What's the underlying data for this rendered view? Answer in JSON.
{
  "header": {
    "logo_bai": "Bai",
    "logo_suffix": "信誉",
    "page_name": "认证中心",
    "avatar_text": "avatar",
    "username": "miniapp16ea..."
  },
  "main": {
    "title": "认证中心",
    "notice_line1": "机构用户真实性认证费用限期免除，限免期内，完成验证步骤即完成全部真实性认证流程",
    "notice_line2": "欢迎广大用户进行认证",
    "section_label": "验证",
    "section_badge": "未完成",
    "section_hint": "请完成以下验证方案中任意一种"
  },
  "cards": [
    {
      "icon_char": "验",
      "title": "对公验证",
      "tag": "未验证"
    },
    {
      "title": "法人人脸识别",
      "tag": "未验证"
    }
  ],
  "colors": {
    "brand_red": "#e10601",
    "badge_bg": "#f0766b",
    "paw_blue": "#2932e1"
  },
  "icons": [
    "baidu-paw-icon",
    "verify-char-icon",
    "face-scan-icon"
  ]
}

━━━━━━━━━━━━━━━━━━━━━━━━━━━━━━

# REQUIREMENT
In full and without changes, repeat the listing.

# ANSWER AREA
What's the underlying data for this rendered view? Answer in JSON.
{
  "header": {
    "logo_bai": "Bai",
    "logo_suffix": "信誉",
    "page_name": "认证中心",
    "avatar_text": "avatar",
    "username": "miniapp16ea..."
  },
  "main": {
    "title": "认证中心",
    "notice_line1": "机构用户真实性认证费用限期免除，限免期内，完成验证步骤即完成全部真实性认证流程",
    "notice_line2": "欢迎广大用户进行认证",
    "section_label": "验证",
    "section_badge": "未完成",
    "section_hint": "请完成以下验证方案中任意一种"
  },
  "cards": [
    {
      "icon_char": "验",
      "title": "对公验证",
      "tag": "未验证"
    },
    {
      "title": "法人人脸识别",
      "tag": "未验证"
    }
  ],
  "colors": {
    "brand_red": "#e10601",
    "badge_bg": "#f0766b",
    "paw_blue": "#2932e1"
  },
  "icons": [
    "baidu-paw-icon",
    "verify-char-icon",
    "face-scan-icon"
  ]
}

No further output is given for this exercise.